(Interface dataset entries)
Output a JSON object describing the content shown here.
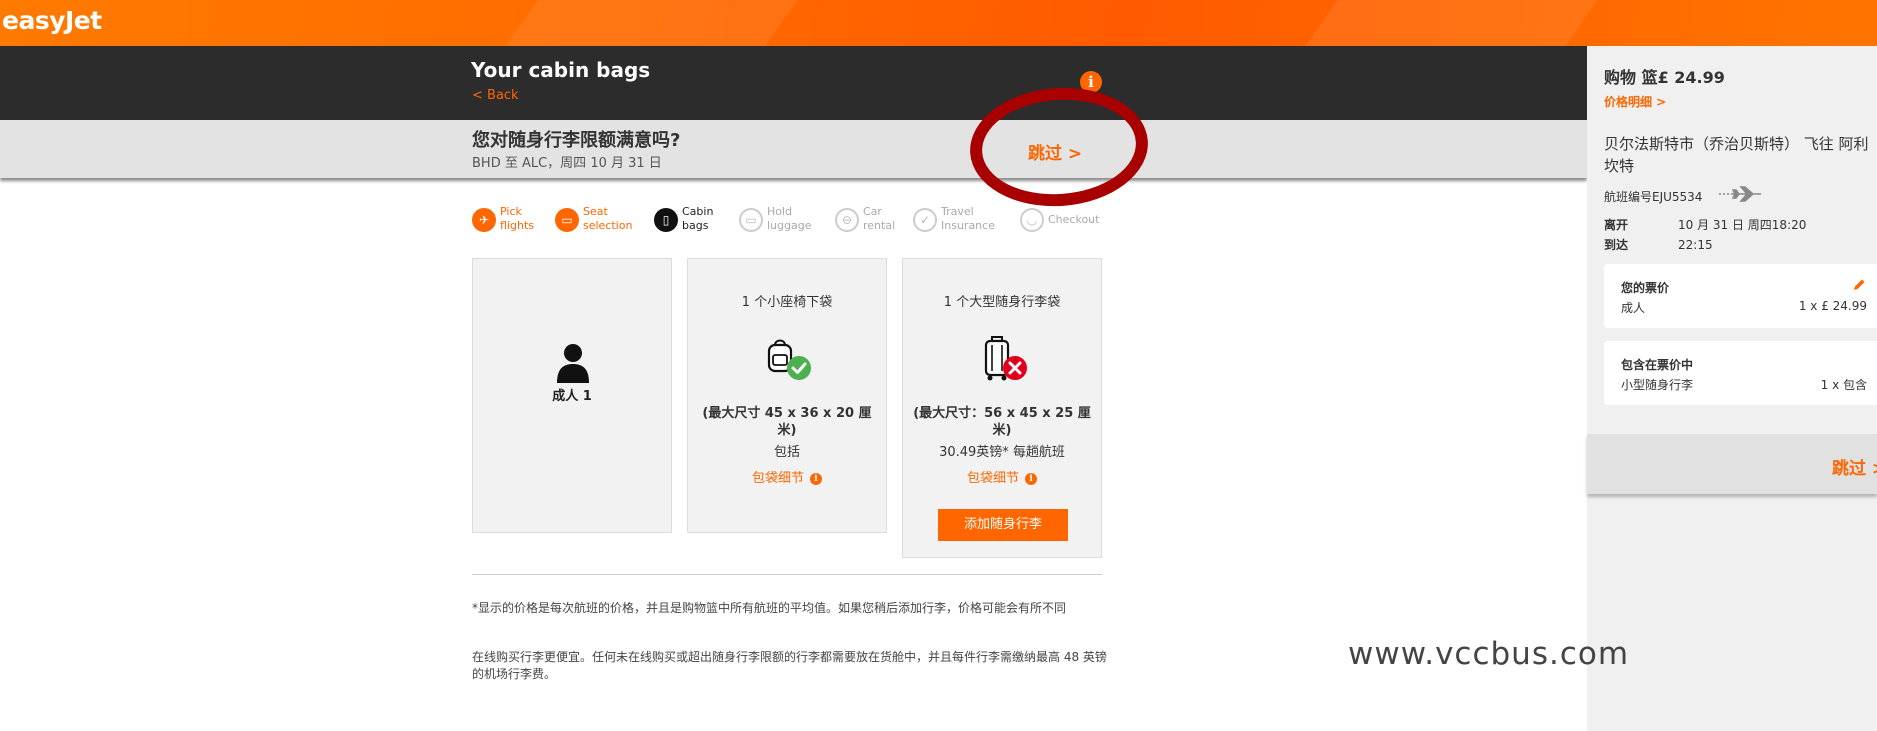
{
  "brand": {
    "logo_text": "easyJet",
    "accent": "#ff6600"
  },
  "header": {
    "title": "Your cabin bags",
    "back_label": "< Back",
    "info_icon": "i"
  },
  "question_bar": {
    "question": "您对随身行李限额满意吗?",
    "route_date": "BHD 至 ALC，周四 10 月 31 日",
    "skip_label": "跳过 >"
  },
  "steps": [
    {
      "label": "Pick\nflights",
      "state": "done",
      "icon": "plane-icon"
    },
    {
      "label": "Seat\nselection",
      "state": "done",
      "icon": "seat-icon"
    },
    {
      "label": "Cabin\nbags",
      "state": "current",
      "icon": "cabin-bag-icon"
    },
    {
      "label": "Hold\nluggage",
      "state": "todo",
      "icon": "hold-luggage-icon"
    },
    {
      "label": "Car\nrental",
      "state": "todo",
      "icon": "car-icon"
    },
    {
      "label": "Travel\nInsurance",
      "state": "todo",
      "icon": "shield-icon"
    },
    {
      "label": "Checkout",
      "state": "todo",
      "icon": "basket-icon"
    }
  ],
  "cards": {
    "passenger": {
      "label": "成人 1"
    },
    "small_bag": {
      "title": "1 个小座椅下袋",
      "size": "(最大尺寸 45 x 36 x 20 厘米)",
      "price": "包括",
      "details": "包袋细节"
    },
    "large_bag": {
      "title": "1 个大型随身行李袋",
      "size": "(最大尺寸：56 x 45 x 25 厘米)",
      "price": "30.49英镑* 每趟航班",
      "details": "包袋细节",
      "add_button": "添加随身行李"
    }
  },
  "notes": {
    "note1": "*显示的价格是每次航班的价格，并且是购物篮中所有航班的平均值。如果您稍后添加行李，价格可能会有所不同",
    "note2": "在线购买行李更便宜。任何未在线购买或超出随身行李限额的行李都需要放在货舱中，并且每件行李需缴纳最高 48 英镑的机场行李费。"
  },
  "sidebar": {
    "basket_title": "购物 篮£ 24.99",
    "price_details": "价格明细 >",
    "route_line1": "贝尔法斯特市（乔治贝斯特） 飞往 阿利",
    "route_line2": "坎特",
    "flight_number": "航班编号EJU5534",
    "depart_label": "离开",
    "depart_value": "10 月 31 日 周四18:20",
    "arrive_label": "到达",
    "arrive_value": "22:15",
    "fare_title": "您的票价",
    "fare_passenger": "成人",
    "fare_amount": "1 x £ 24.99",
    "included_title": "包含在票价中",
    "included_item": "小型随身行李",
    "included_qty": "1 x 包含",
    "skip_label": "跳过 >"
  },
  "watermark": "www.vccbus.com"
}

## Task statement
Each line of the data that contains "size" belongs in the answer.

## Exercise result
      "size": "(最大尺寸 45 x 36 x 20 厘米)",
      "size": "(最大尺寸：56 x 45 x 25 厘米)",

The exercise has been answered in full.